What is a Dental Emergency?
Some common symptoms of emergencies are trauma to the mouth, severe pain, loose permanent teeth and swelling and pain in the face or gums. If these occur, it is important to contact your pediatric dentist as soon as possible.
In the case of a knocked-out permanent tooth, it is crucial to follow these steps to save the tooth so it can be re-implanted as soon as possible.
First, find the missing tooth. Handle it gentle by the crown (the chewing surface), and not the root.
Rinse the tooth with water only, without scrubbing or cleaning it with soap. Do not wrap the tooth in a tissue or cloth. Instead, place the tooth in a cup filled with milk or the patient’s saliva if it cannot be reinserted into the socket.
A toothache can be caused by injury or damage to the tooth or a cavity. It is important to understand the situation as there are many factors that may contribute to pain.
First, clean the surrounding area by rinsing with warm water and using dental floss around the affected tooth. If pain persists, apply a cold pack or compress to alleviate swelling.
Do not place aspirin or heat on the gum or aching tooth as this can cause tissue damage.
Cut or Bitten Lip, Tongue or Cheek
Symptoms include bleeding and pain in the affected area. It is important to stop the bleeding and swelling immediately.
Apply pressure to the wound with gauze or cloth until bleeding has stopped. If there is swelling, use a cold pack or compress in the area.
If bleeding and pain persists, contact your pediatric dentist or take your child to the emergency room.
Chipped or Fractured Tooth
A chipped or fractured tooth is always an emergency, but severity can vary. Any change is color is an immediate warning sign. It is important to take quick action to save the affected tooth, prevent infection and reduce the need for extensive dental treatment.
First, rinse the mouth with warm water and place a cold, moist cold pack or compress on the area. It is permissible to administer Tylenol if pain is severe.
If possible, locate any tooth fragments and bring them to the dentist.
Dental Radiographs (X-rays)
Radiographs (or X-rays) are a necessary part of your child’s dental diagnostic process. They allow dentists to diagnose and treat health conditions that cannot be detected during regular examination. They are critical in detecting specific and hidden dental problems like cavities and bone diseases. If dental problems are found and treated early, dental care is more affordable and more comfortable for your child.

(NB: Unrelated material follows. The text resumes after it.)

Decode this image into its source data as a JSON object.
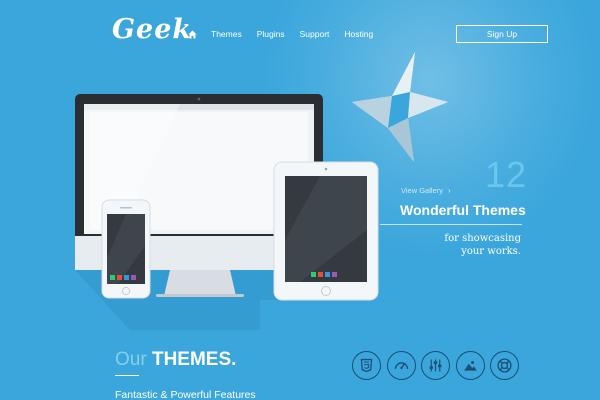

On average, most pediatric dentists require cavity detecting radiographs about once a year. The American Academy of Pediatric Dentistry recommends radiographs and examinations every six months for children with a high risk for tooth decay. It is common practice to obtain a complete set of radiographs every 3 years. At times, it is necessary to obtain a complete set of radiographs every 3 to 5 years.
The amount of radiation received in a dental X-ray examination is extremely small and the risk is negligible. In fact, dental radiographs present a far smaller risk than undetected and untreated dental problems. Today’s equipment (including lead body aprons and shields) filters out unnecessary X-rays and restricts the X-ray beam to the area of concern. High-speed film and proper shielding assure that your child receives a negligible amount of radiation exposure.